It appears Governor Mitt Romney is now questioning his own arithmetic. At a campaign event yesterday, he admitted to voters that they shouldn't count on "a huge cut in taxes."
Why the apparent backtrack? It could be because Romney is finally accepting what independent analysts have been saying for months: his tax plan is mathematically impossible. In an often-cited report, the Tax Policy Center says the only way Romney could implement a tax plan that wouldn't add to the deficit would be to hike taxes on the middle class--that is to say, people making less than $200,000 a year.
There's more to the mathematical mirage: Romney, like most Republicans, believes the only way to achieve economic growth is by slashing taxes for the highest earners. But the proof isn't necessarily in the pudding, according to the New York Times' David Leonhardt, who joined Alex on the show today. In a recent column, Leonhard printed a chart showing that over the last two decades strong economic growth didn't happen during times of lower tax rates.

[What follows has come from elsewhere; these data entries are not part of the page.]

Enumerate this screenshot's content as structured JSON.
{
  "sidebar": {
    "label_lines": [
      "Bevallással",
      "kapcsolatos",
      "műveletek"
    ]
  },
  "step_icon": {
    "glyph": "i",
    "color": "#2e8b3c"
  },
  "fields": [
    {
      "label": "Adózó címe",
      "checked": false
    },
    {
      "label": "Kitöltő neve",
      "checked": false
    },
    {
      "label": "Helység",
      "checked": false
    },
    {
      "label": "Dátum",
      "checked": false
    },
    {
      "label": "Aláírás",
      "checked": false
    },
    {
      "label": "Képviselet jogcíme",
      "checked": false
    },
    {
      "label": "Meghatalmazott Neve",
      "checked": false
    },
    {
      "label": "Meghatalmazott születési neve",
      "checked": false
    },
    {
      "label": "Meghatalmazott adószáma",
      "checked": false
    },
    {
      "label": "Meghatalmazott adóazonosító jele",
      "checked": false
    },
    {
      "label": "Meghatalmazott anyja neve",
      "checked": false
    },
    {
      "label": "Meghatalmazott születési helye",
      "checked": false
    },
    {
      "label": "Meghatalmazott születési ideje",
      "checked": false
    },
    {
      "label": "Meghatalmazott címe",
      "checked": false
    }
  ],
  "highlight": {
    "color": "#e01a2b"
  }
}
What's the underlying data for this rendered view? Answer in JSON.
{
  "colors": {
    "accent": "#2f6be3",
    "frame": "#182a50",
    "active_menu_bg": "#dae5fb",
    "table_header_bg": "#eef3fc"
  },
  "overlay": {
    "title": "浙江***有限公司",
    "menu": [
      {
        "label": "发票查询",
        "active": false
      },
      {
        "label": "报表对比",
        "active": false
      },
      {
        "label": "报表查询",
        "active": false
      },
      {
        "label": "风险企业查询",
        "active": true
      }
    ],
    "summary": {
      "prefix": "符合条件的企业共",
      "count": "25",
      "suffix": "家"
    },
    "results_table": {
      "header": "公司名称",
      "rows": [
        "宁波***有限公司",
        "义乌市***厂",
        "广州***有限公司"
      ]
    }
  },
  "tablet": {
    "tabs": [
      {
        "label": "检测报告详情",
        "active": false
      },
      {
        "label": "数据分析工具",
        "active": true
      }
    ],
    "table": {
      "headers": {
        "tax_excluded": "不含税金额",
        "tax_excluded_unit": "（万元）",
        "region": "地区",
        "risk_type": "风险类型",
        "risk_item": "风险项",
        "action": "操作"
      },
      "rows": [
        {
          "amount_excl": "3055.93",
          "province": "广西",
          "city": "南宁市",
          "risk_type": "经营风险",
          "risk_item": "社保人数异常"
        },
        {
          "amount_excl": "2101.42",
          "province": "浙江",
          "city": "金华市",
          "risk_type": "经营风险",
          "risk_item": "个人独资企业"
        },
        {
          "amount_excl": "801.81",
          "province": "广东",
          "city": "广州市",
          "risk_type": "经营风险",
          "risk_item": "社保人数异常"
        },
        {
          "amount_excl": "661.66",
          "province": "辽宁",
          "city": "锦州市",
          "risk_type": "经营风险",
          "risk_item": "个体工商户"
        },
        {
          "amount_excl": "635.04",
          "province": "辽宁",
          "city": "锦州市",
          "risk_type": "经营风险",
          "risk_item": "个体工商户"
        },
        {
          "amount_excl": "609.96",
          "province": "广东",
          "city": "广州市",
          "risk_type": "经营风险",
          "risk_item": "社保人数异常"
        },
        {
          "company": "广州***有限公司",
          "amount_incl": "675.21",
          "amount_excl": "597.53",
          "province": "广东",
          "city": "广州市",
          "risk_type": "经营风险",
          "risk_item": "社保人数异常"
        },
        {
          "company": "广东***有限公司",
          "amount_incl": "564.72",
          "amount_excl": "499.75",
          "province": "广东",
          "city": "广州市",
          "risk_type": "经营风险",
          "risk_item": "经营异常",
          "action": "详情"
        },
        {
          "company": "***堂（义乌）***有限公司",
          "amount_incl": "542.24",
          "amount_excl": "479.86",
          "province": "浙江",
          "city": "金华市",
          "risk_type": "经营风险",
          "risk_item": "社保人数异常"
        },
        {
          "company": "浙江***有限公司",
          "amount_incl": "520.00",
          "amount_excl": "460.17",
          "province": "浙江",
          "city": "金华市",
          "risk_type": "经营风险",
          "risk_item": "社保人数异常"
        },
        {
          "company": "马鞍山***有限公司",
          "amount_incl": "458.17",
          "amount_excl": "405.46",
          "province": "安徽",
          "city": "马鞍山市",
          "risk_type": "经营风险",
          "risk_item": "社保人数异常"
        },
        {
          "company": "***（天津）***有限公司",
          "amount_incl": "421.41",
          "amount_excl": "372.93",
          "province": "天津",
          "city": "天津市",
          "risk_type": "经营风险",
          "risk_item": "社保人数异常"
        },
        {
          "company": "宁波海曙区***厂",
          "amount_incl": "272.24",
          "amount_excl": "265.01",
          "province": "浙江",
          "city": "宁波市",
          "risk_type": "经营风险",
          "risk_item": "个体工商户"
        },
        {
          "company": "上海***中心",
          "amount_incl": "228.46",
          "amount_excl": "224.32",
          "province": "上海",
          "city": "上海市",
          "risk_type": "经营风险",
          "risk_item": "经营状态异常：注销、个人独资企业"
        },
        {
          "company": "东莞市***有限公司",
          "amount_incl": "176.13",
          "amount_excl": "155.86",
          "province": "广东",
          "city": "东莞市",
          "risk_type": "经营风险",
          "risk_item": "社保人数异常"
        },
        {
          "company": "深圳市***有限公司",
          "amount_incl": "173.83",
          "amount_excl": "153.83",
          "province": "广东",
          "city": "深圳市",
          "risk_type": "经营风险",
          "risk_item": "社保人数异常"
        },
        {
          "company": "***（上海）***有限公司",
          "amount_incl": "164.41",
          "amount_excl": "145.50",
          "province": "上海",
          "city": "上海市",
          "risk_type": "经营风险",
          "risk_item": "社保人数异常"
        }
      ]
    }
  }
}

Leonhardt isn't arguing that higher taxes lead to more growth. Instead, he's saying that when one looks at all the factors that go into creating a healthy economic environment, a single-minded focus on reducing the marginal tax rates for the wealthy may be misguided. If anything, according to recent column by the Washington Post's Ruth Marcus, lower tax rates for the highest income bracket only add to the growing problem of income inequality. Reason number 1,000,0001 why the trickle never makes it all the way down to the bottom.